**Activity:** Find the number of lines containing the string "share" in the data. Answer with the number by itself.

**Input material:**
++++++
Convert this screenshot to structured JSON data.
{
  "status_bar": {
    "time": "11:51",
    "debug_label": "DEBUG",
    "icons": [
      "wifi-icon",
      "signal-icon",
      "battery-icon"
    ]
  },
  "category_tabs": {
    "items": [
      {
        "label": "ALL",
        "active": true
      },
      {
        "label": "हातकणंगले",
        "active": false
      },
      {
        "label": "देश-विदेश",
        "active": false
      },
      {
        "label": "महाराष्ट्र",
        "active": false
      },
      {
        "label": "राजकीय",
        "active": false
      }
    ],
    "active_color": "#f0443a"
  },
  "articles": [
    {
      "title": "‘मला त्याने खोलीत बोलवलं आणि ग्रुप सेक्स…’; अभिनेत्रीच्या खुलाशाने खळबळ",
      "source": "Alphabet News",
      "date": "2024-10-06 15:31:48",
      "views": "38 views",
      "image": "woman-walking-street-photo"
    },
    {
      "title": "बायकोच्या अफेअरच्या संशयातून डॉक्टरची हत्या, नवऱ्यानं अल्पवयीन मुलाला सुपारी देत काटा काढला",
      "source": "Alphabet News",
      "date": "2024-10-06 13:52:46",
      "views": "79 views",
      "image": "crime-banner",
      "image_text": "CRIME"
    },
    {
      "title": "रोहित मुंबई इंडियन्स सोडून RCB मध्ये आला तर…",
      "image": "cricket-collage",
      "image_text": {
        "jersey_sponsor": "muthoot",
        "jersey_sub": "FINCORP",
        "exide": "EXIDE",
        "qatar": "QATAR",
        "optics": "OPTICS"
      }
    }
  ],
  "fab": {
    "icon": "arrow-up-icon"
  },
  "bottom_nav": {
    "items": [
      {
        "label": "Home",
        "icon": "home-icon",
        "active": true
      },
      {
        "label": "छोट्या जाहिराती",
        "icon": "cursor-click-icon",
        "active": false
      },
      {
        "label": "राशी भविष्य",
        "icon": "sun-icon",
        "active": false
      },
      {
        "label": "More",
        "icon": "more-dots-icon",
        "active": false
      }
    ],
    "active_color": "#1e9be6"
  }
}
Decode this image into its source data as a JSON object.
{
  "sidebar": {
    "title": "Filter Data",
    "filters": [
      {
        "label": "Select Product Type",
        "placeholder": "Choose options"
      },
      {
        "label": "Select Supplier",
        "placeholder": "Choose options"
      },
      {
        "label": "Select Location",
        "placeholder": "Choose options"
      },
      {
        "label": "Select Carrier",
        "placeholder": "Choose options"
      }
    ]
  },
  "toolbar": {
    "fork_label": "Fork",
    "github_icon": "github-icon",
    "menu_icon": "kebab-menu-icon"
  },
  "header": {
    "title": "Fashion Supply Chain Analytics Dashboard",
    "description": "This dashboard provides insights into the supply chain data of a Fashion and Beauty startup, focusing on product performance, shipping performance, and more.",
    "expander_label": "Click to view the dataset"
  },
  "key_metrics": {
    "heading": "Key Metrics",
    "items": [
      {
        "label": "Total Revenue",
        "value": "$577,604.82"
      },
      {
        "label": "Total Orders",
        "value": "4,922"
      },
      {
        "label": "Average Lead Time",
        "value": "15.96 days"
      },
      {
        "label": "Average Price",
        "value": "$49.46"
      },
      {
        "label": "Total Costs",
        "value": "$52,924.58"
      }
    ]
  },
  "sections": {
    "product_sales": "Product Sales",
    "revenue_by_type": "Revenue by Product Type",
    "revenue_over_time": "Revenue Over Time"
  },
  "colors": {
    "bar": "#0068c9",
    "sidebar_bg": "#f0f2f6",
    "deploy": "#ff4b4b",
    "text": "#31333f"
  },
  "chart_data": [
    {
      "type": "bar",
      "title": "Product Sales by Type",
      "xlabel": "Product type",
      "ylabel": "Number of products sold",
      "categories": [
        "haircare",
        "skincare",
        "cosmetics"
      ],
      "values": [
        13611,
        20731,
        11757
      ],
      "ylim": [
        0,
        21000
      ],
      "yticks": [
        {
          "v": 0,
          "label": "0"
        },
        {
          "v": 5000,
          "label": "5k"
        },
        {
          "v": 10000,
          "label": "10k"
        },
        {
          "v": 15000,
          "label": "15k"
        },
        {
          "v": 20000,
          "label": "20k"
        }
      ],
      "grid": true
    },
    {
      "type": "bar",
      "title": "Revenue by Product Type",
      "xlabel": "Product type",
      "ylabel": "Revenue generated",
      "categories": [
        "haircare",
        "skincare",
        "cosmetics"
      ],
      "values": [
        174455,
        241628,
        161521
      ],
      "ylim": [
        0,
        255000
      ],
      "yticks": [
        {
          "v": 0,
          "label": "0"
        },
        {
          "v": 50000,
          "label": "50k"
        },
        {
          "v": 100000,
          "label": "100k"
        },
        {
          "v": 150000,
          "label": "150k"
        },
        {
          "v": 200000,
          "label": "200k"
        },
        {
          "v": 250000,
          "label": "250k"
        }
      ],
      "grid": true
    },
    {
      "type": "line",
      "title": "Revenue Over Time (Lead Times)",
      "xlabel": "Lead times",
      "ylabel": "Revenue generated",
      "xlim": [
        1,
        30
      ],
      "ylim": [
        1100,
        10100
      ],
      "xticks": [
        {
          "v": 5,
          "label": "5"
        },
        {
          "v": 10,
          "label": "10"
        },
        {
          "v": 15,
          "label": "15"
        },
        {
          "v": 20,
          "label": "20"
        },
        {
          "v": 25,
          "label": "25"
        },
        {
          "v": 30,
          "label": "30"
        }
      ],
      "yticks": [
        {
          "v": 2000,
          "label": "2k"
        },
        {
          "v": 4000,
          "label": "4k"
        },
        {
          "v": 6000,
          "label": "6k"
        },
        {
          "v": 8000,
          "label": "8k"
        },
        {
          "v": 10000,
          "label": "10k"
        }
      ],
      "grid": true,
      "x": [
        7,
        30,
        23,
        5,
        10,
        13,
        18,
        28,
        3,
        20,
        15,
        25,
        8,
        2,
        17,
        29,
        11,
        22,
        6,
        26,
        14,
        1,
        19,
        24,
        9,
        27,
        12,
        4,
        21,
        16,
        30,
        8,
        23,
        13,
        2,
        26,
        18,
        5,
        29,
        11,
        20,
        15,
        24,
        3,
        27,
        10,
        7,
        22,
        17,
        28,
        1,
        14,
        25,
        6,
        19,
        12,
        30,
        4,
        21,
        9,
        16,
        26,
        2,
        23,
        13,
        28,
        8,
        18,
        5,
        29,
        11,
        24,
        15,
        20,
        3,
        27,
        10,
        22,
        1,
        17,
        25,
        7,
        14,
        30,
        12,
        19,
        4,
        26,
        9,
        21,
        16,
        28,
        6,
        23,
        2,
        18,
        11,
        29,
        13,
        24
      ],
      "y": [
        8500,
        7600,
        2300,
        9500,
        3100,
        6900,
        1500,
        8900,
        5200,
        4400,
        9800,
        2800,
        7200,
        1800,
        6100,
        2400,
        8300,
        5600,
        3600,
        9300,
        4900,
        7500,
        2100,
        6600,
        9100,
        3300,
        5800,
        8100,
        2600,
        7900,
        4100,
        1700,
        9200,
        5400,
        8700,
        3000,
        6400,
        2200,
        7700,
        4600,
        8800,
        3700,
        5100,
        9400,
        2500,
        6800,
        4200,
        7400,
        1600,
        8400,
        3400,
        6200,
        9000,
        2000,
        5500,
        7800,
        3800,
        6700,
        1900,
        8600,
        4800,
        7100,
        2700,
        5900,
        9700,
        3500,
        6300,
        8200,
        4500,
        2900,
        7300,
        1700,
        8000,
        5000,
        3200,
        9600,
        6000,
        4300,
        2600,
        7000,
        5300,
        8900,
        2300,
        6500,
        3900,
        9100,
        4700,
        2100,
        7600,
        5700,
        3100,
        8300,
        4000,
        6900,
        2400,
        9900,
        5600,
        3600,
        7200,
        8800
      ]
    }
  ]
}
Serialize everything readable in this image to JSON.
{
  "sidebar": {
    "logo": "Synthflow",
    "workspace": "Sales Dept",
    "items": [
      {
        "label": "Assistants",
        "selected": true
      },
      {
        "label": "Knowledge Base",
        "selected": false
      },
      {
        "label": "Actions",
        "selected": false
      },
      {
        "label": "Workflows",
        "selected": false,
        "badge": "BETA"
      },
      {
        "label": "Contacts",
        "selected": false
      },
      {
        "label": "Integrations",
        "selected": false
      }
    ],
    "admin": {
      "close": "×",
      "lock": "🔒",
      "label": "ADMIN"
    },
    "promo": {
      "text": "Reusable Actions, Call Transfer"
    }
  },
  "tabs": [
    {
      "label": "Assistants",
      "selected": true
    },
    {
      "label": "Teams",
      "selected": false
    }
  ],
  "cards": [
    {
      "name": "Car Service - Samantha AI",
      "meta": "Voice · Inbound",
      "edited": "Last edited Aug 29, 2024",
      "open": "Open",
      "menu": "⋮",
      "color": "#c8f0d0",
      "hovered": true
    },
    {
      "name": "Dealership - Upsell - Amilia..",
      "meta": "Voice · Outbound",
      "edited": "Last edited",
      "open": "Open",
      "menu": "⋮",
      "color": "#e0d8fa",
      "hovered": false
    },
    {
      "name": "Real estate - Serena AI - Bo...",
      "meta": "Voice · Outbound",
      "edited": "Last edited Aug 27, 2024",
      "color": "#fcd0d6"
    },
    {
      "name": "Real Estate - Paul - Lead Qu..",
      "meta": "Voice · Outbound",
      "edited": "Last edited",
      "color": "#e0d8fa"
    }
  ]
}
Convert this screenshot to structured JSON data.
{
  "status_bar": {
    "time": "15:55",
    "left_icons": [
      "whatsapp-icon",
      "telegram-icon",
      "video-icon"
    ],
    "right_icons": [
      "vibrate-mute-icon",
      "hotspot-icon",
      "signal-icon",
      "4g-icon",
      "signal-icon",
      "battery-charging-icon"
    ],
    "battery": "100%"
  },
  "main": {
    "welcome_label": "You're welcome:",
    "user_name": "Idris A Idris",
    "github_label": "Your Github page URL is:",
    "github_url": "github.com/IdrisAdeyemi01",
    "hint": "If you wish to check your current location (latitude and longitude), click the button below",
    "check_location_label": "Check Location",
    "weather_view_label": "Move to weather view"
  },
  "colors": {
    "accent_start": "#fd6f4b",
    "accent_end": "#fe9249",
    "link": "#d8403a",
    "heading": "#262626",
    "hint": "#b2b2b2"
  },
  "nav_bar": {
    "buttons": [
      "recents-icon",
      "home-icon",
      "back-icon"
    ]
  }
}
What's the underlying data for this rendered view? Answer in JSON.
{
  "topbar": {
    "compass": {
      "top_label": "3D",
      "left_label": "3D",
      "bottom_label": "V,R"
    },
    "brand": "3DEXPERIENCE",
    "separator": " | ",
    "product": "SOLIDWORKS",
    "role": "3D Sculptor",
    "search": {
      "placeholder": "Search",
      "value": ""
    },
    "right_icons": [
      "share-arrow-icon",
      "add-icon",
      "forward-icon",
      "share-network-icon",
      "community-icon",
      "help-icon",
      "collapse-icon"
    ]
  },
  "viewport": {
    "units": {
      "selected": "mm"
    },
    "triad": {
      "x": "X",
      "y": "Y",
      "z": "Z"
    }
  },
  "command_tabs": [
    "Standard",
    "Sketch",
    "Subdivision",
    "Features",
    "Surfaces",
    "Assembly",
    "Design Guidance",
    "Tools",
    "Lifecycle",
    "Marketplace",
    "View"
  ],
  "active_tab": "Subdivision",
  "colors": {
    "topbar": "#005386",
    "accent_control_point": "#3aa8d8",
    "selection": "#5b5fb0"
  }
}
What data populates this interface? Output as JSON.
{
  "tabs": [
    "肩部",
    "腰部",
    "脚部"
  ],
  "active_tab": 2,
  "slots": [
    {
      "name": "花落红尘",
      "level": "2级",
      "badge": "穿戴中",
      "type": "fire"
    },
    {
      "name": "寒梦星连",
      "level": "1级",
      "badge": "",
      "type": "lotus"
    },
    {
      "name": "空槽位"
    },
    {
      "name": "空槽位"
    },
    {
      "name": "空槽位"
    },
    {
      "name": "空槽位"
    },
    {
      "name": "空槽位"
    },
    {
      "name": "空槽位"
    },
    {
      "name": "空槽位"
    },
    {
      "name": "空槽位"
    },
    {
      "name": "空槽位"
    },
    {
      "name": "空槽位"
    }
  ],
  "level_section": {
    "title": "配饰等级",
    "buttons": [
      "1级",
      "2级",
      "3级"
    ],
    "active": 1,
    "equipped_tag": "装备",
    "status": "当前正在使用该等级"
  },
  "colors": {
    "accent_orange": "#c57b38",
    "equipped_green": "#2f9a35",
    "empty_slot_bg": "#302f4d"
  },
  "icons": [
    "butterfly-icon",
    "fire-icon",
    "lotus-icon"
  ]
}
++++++
**Answer to the exercise:** 2